77 Series: Bryan County
I know Luke Bryan is from Georgia, but I could not pass
up on using his name in this essay. I wanted to thank him for his country music;
if it was not for “Drunk on You” back in 2012, I would never have been able to
draw in my future wife for our first kiss. I love the lyric “cottonwood falling
like snow in July” but I must say that if the song were written in 1910, it
would have been “cotton on the ground like snow in July”. It will not be too
late to make the change starting in 2020, when we expand our industry and we
see cotton from California to Georgia, the way it used to be.
I wanted to make one thing clear; nothing in my legislative agenda will harm our state fiscally, nor economically. My legislative agenda has clear and well defined objectives; this is evident in the 50,000 or more words I have written laying out my campaign. If I had tried to sum up everything in a 20 minute speech, I could not. I could not have reached the depths of economic discovery and the means through which to repair our state had I not rolled up my sleeves and locked myself in a room with no cellphone or social media. I need the people of Oklahoma to trust me, send me to Washington D.C., and allow me to make these changes for our state. We need them, everyone from the largest banks, the Rainbolts and the Burrages, to our largest wheat farms, Mr. Gruntmier, and all of our oil and gas people. We need all of or workers, and those who do not work, we need everyone to focus on taking Oklahoma up a level. We have all the raw materials, or the land in which to produce them, what we need now is our industry back, our finances protected within our own boarders, and to balance our own trade; we must help ourselves before we can help others.
My name is Bevon Rogers and I am running for U.S. Senate in 2020 as a Democrat. In order to support me in the Primary Election on June 30th, you will have to be a registered Democrat because Oklahoma has closed primaries. I have been closely examining each county in Oklahoma to discover where the weak links are in our state’s economy and I have compiled each economic essay in a project called the 77 Series. You can find the series on my campaign website, www.bevonforsenate.com. I have been designing an economic endeavor to increase the health and life expectancy of our people in Oklahoma’s second congressional district. I named this Project D2 and I will have a project for all five congressional districts.
Something I have been waiting to address and have not been able to completely is our state’s education. When I was in high school, it was rather easy to be a nation merit scholar in Oklahoma, because our requirements were so low; the averages were shameful. We must take a step back and look at our education system. I have not completed the 77 Series, and I will have to exam our larger, more concentrated congressional districts next in order to begin seeing where changes need to be made. In honor of my grandmother, I will make my final essay on Comanche County. She taught here for decades and she always illustrated the need for more resources, almost all of hers were out of her own pocket. The trend I am seeing now is that districts with more students get more money. If the districts with more students have substantially higher test scores, then they need less money; if they already have an IPad for every student in a class of 1,000, then we need to make sure 10 schools with classes of 100 get them the next year. I can tell you that access to tablets has increased my daughter’s learning capacity; I imagine putting them in the hands of all of our Oklahoma students will greatly enhance our state proficiency.

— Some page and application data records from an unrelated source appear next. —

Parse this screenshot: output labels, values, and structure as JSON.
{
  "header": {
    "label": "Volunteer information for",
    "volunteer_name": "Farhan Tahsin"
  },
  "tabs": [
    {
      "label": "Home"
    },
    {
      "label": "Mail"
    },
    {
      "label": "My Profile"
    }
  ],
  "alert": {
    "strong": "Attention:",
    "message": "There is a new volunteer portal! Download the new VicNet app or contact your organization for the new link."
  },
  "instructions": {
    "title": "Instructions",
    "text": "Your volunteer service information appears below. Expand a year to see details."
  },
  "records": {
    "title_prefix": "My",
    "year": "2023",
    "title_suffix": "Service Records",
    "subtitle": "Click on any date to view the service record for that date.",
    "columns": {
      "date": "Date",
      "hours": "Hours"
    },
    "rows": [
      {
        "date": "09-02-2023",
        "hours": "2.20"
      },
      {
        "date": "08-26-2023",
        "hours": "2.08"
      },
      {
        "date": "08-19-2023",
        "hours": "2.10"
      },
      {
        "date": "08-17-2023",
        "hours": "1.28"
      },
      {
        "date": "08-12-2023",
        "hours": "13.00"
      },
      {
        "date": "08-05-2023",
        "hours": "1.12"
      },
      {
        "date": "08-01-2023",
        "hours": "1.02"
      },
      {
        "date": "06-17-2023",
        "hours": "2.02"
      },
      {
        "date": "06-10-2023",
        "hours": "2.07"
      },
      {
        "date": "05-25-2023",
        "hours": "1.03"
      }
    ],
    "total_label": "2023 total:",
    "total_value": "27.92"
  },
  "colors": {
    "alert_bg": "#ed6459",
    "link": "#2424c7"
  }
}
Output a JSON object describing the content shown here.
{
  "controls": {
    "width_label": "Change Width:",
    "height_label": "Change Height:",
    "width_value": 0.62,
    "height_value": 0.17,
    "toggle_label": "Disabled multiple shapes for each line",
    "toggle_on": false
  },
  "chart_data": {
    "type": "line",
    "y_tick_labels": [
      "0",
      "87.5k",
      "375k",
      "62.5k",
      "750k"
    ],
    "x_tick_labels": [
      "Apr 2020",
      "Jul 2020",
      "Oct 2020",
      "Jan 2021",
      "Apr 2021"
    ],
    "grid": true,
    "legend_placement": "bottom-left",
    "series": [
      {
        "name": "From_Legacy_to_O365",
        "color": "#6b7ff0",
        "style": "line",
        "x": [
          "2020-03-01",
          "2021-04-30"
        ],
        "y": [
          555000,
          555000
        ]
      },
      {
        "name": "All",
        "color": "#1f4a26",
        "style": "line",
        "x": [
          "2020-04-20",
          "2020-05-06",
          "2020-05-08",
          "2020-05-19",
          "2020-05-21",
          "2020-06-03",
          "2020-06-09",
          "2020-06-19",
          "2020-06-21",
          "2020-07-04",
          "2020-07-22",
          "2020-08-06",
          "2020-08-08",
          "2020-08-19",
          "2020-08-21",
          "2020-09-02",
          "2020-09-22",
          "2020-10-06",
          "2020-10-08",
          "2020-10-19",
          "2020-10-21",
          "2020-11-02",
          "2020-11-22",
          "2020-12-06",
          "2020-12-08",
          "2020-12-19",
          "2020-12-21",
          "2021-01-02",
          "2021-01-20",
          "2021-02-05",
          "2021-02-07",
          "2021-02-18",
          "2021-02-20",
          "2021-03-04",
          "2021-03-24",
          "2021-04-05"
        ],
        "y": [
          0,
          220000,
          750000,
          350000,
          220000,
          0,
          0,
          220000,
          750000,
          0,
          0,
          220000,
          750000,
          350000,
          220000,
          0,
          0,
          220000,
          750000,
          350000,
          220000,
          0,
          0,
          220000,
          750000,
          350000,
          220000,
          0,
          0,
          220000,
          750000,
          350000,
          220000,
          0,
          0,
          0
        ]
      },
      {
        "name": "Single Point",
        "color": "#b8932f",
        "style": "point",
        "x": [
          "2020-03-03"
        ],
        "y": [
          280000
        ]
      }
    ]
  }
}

The students do not want to do poorly; the teachers do not want to stress because they cannot get all information uploaded to the student’s mind in their short sessions. They need a way to go home and freely explore the concepts being taught. I am not speaking of teacher wages, I am speaking of money given to the schools for their resources; the schools with the lowest scores, need the most money for investing in their students. I will be able to draw a matrix for this, ensuring that our children reach unprecedented levels of academic achievement. As our state industry continues to thrive and develop, we will make sure all of our children are the most proficient, and we will make sure our teachers are the highest paid teachers in the country; they will be rearing the next generation of Oklahoma after all; we are setting the bar higher and higher.
We will address the education project when we conclude the 77 Series in Oklahoma’s fourth congressional district. As far as Bryan County, my uncle, Clinton Rogers moved to Durant in 2006 and I have watched the city grow and develop year after year. I know that Durant is the industrial hub of southeastern Oklahoma. As our industry develops, we will see Durant continue to expand and grow as it will be much like a Chicago; our railways and their carts will converge in this city; some of our goods will go to Texas, some to Louisiana, and the logistics will be handled in Durant. There will be massive warehouse as we store milled timber, coal, cotton, hemp, gypsum, pecans and everything else our state produces. Once we take control of our natural resources, we will build up reserves of these. New markets will be established and Durant will help our producers get their goods to those markets.
The 38 Sovereign Nations, the banks, our railroads, waterways, coal mines, forests, and everything within Oklahoma needs to be properly represented as we build momentum and we take our state up the ranks in health and education. We need a legislator like me to represent us and break down the barriers to prevent us from thriving. Our team is bringing on more and more people every day and we are on the cusp of taking back our state and restoring it to the gem it was a hundred years ago. I will spend some time in Durant and I would like to meet with all the land owners and industrialist to strategize on what we need to do to make the Oklahoma vision come to life.